Joel Ventresca: If you want to pick somebody because he's a Democrat, it should probably be this guy. He was an administrator at San Francisco airport for 34 years so he understands government and management, and his positions are reliably liberal.

Doug Ose: He spent three terms in the U.S. House of Representatives as a conservative anti-tax politician. While in Congress he tried to pass a bill outlawing the broadcasting of George Carlin's "7  Words You Can Never Say on Television;" inexplicably he replaced "tits" with "asshole." But on this ballot he's the second-most-qualified person. Ugh! (UPDATE: He had a heart attack and has ended his campaign, but he's still on the ballot.)

Dan Kapelovitz: A criminal defense attorney running on the Green Party ticket, his positions will be attractive to liberals. He doesn't have government experience but take a look at his platform; liberal but (unlike Paffrath and many others in this race) also practical about what he could actually accomplish as governor.

Jeff Hewitt: A member of the Riverside County board of supervisors, and it seems like he has been good at it. He's one of the few members of the Libertarian Party to win an election anywhere in the US. We could do a lot worse, but I don't see how he'll get enough support to win statewide.

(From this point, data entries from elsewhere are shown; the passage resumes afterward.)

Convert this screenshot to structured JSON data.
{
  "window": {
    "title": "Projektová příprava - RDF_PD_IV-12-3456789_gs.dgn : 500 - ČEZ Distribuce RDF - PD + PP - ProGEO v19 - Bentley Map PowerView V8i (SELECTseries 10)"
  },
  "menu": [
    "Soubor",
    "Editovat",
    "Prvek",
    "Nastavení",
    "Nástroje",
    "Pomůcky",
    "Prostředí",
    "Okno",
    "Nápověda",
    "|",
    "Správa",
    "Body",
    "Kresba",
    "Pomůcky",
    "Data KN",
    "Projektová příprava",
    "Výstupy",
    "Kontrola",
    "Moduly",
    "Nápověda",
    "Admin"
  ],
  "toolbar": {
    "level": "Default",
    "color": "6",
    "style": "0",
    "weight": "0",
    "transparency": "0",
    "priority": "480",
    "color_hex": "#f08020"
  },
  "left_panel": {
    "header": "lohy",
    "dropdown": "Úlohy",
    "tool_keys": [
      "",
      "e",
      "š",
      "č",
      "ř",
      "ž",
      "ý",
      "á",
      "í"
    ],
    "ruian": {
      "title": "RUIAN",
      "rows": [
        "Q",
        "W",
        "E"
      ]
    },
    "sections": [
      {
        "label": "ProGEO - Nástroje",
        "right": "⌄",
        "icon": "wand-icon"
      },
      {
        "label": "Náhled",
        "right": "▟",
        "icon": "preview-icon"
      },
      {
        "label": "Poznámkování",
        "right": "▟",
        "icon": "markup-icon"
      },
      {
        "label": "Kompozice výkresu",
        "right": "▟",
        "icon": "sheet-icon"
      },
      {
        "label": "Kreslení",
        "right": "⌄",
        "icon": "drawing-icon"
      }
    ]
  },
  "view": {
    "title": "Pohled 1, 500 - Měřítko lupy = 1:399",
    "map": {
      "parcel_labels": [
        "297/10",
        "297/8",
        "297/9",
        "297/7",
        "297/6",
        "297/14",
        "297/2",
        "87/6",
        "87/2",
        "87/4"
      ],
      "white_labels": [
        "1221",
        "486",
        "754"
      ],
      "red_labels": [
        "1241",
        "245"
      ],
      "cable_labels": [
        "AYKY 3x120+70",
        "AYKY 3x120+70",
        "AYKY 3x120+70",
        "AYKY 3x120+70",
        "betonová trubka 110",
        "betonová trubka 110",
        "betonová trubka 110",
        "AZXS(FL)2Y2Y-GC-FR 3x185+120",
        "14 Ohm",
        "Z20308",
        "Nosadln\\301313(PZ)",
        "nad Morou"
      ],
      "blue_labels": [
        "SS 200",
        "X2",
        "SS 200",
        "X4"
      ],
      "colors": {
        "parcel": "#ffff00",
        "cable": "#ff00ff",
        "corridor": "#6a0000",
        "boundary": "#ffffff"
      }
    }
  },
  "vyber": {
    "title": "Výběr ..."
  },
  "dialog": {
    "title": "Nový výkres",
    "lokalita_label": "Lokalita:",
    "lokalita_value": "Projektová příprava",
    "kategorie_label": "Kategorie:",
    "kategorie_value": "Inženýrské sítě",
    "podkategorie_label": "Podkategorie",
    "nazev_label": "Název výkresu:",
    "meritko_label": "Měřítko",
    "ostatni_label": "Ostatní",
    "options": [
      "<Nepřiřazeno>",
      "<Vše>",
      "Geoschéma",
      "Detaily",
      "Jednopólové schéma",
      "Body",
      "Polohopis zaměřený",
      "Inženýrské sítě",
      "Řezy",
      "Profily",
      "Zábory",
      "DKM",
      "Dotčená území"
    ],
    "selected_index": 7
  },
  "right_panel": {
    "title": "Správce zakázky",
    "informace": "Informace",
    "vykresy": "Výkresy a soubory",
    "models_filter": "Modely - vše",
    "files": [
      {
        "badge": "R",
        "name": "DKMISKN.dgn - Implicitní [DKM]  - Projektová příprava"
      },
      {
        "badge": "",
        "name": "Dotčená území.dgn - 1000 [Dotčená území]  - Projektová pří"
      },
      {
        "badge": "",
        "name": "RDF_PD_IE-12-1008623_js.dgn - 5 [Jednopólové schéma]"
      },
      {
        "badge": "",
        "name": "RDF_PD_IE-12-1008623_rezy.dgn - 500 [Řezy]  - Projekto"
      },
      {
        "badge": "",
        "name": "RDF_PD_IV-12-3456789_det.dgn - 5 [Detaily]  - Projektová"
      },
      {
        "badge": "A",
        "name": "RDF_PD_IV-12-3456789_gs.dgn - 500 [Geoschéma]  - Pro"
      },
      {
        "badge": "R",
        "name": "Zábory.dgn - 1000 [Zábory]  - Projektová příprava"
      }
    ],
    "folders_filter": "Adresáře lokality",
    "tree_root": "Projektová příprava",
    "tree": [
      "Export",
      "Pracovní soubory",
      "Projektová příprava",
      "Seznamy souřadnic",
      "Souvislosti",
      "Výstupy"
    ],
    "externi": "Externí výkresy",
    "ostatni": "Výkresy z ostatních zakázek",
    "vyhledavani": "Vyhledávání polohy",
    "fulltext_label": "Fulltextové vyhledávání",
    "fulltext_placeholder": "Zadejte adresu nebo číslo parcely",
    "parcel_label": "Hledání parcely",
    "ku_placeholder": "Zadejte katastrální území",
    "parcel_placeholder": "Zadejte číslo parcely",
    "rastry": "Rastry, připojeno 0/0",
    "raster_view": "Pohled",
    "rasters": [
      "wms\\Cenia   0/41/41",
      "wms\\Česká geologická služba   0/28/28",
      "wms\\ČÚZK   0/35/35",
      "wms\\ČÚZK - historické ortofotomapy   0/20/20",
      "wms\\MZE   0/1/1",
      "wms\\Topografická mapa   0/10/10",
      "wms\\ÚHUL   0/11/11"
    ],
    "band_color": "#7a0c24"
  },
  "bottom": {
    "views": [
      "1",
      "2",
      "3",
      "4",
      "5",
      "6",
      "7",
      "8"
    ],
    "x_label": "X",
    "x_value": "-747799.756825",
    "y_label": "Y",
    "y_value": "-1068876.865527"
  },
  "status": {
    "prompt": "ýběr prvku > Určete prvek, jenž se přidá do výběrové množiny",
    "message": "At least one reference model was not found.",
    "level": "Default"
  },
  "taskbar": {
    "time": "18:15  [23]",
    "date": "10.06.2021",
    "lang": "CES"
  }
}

Caitlyn Jenner: Come on, it's not gonna happen. She has zero experience at running anything, and she's a conservative Republican who conservative Republicans will not support. If they want a conservative media talking head with no other credentials they have Elder.

Denver Stoner: He's a deputy sheriff in rural Alpine County (population 1,129.) The county is actually Democratic but he's a Republican, and if he has political views he hasn't widely shared them. Love the name though, and I worry that some people will check that box thinking he's a Stoner. Busted!

I am a Democrat of the fiscally liberal variety (Sanders/Warren). But more than that or any specific position, I am a pragmatist. I want the person who will do the best job, (usually) regardless of party. I might vote for a Democrat I don't like for national office (cough cough Feinstein) to keep Mitch McConnell or Kevin McCarthy from being majority leader, but I won't do that for state office. Don't be lulled by the hot-vax summer; California faces a continuing crisis, and we need the best leader we can have.

It's not Paffrath. I won't vote for him, even in a calculating leading-Democrat way. If I had to pick one of the three poll leaders, it would be (gulp) Cox the bear-baiter.

I am torn between Faulconer, who I think would be good at the job, and Kapelovitz, who could pull off a late upset if Paffrath's young supporters start paying attention. I like Hewitt well enough but I don't see how he could summon the support to win. Ventresca would be my Democratic candidate of choice but he has no traction in the race.

What I am personally going to do today is this: I'm going to hang onto my ballot for a while to see if anyone emerges from the scrum. I am probably going to vote for either Faulconer or Kapelovitz and I'll wait to see if either gathers any support in the polls.

UPDATE: A new SF Chronicle poll showed that Elder has the most support -- yikes -- and there's no close second, but Faulconer has as much support as any non-Elder candidate so that's who I'm going with. After voting NO of course.

But I'm not going to wait too long. The election is Sept. 14. Ballots must be postmarked by then. So you also can wait but do NOT forget.

To be extremely clear: Vote NO. NO!!!! HELL NO we don't want a talk-show host as governor during a pandemic.

After that, you have to make a choice. UPDATE: I went with Faulconer. Sigh. Seriously, I've been pissed off at this guy for the last year for his opportunism, and yet I'm going to reward him for it. This really is worse than a school-board election.

But that doesn't matter: if you don't want a talk-show host as governor, YOU HAVE TO VOTE!!!